Quilting

Like many of you, I come from a long line of women who worked with fiber with those traditions being passed down through time. (I think that is one of the things that I find so moving.) My grandmother, Edith, was an old fashioned quilter using scraps of fabric and flour sacks to make quilts. Her daughter, my mother, made clothes but was not a quilter. Her interests ran to needlework and knitting. On my father's side, I had a grandmother who was a tatter and did stunning cutwork and an uncle who owned a Swiss lace factory. Me loving fiber arts was predetermined!

I have always been drawn to the interplay of color and design especially those designs that fool the eye. The elemental layers of a quilt are something that I never tire of studying.

Color draws the eye.

Quilting draws the hand.

The smile that follows is proof that a soul has been touched.

Preparing Your Quilt for Quilting

You have spent hours choosing fabric and patterns, cutting material and sewing and pressing. There are a few simple things you can do to prepare your quilt for quilting to ensure that all your time and work are showcased.
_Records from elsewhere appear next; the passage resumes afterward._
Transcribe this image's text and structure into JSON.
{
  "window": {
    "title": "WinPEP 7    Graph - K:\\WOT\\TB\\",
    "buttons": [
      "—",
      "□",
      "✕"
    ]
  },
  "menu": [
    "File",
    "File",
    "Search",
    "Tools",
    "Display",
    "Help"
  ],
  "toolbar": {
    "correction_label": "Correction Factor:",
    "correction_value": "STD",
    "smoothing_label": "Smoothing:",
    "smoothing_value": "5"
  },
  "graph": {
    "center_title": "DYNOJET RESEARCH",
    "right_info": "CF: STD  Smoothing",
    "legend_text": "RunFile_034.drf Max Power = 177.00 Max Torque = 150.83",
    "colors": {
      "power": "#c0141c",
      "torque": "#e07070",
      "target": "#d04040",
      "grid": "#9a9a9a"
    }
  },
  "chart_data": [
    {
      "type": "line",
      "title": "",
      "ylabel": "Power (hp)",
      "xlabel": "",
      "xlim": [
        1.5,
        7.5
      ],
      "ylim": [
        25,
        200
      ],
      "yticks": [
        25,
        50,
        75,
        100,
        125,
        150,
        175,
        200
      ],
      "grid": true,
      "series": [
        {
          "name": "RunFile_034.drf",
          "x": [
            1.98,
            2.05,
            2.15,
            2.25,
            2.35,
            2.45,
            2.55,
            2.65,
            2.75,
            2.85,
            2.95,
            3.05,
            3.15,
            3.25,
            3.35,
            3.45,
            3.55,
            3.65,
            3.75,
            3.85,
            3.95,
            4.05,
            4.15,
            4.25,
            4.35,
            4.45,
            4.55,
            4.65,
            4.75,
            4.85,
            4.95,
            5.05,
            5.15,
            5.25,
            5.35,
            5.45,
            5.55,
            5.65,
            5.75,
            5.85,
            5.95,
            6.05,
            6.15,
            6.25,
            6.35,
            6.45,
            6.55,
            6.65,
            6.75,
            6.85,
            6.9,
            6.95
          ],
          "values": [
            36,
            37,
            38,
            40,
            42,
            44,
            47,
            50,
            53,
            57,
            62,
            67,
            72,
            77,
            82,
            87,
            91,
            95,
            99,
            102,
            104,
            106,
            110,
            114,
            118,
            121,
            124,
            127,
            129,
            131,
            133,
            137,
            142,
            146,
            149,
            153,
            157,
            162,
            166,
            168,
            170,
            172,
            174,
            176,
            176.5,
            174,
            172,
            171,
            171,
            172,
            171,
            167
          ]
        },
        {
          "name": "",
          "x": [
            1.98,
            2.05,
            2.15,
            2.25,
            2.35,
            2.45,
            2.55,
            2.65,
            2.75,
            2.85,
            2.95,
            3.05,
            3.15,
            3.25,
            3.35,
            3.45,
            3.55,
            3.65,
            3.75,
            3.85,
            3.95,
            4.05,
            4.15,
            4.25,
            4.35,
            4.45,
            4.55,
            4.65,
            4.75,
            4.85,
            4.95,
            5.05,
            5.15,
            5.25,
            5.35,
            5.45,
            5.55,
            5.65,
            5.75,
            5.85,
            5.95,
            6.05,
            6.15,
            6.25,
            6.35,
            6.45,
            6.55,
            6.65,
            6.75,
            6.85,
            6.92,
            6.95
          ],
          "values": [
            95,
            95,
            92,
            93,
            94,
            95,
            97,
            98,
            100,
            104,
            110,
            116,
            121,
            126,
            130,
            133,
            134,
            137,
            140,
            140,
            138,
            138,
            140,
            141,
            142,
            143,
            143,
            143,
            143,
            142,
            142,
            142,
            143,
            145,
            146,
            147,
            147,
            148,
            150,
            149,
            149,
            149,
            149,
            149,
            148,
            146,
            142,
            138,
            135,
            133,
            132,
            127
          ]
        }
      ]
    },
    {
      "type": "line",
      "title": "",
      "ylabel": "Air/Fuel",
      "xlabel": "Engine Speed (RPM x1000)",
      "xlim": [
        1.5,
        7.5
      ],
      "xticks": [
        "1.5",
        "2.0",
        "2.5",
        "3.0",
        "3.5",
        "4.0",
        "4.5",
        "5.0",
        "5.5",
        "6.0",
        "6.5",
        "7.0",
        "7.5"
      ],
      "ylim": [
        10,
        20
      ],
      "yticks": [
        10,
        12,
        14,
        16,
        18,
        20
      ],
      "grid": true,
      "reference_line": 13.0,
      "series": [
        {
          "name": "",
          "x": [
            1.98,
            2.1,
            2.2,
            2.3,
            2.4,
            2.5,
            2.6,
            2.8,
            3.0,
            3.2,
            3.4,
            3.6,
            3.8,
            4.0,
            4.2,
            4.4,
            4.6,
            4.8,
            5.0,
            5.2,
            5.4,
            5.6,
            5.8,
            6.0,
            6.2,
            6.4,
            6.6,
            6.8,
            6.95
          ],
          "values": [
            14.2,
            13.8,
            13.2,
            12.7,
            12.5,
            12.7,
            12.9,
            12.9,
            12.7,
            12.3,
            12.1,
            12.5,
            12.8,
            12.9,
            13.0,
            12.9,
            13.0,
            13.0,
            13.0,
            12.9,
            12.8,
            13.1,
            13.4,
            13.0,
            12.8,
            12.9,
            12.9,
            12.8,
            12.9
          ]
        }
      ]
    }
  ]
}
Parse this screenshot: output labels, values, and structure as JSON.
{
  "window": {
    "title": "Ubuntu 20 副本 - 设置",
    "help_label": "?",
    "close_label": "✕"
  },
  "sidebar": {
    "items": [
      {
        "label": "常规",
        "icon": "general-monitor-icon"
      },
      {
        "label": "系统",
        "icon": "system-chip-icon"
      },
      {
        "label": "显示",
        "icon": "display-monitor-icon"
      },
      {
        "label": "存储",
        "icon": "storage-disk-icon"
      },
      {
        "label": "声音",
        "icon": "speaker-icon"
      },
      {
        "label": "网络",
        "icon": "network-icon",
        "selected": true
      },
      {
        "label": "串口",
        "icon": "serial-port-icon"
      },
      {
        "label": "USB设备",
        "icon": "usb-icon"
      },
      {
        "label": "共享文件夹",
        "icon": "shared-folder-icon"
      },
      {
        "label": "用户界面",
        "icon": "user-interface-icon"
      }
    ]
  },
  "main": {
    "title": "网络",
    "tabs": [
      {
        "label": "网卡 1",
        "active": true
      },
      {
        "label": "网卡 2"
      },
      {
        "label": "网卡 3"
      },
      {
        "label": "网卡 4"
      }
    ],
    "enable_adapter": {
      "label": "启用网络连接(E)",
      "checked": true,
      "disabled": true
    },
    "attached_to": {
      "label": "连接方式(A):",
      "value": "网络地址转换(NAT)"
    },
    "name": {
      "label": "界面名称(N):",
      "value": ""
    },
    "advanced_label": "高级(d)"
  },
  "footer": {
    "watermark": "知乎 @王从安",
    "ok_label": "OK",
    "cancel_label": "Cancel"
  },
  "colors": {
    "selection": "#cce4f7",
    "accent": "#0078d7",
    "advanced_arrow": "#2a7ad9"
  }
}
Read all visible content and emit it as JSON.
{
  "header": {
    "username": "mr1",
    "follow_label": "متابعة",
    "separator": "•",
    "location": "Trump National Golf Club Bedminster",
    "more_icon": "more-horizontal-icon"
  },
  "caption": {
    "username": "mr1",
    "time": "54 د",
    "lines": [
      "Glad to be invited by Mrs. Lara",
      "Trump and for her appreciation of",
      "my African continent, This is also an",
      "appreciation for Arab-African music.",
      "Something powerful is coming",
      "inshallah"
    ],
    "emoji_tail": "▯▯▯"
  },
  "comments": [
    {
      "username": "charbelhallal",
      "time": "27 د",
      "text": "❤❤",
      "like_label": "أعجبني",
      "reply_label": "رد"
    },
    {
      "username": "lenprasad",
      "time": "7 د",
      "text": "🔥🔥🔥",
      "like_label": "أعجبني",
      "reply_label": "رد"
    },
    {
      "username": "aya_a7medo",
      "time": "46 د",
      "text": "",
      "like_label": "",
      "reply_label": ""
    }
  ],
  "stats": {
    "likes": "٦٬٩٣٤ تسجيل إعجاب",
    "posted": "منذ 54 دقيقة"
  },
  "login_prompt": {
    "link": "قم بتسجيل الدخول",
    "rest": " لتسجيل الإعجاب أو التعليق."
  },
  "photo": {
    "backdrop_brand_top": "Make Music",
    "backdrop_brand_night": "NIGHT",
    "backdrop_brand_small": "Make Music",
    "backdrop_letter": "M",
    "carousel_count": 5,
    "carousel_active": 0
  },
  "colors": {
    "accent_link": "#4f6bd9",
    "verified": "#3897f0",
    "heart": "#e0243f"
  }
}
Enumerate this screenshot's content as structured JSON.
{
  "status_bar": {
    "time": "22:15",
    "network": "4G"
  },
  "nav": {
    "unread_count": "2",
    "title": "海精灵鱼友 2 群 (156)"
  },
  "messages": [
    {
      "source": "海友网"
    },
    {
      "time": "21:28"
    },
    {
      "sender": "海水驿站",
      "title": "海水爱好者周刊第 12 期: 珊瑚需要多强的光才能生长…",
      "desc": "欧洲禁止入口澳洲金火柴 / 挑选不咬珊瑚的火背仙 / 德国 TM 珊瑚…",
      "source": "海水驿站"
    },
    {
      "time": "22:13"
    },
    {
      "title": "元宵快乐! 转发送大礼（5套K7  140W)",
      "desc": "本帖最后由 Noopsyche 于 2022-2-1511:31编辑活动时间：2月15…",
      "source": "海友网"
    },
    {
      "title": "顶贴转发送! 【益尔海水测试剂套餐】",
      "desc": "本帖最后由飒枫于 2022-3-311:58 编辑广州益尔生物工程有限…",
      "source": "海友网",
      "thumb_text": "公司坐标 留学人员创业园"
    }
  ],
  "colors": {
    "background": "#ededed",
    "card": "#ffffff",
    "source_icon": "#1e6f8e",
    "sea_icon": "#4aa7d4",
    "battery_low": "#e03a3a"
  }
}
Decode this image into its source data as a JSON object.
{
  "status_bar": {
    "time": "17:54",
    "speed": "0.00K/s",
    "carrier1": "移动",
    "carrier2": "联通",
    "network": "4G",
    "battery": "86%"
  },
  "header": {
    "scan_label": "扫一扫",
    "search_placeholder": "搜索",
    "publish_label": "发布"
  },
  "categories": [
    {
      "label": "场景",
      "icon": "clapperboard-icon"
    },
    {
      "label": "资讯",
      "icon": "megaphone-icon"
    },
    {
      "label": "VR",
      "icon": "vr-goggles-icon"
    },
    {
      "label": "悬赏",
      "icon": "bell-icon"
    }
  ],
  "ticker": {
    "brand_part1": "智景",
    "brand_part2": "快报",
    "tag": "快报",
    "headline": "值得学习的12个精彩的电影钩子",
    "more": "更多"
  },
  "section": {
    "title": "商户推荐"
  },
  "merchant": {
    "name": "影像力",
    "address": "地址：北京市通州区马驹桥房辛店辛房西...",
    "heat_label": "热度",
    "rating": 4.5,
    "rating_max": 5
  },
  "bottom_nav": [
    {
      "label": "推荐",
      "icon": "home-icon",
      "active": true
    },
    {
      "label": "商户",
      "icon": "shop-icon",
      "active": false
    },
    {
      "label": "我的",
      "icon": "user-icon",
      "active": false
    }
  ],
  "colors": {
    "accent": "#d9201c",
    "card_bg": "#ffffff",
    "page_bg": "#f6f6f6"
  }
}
• Backing should be at least 5” larger than the quilt to on all sides. For example, if your quilt is 60x60, your backing should be at least 70x70.

• Quilt top and backing should be pressed.

• Clip loose threads – even those on the back – they can show through the top especially on lighter fabrics.

• Quilt tops and backings should be flat and square. (Check your measurements on top, middle and bottom of the quilt both lengthwise and sideways.)

• Check all seams to make sure they are not loose or open. (Back tacking when adding borders will prevent seams from opening when the top is loaded.)

• If there is a directionality to your quilt, mark the top edge of the top and the backing. This ensures that designs are oriented correctly.

• Selvages may be left on the top and bottom of the backing but should be removed from any seaming done.

• If you are piecing the backing, use a ½” seam. If possible, have the seam run horizontally rather than vertically.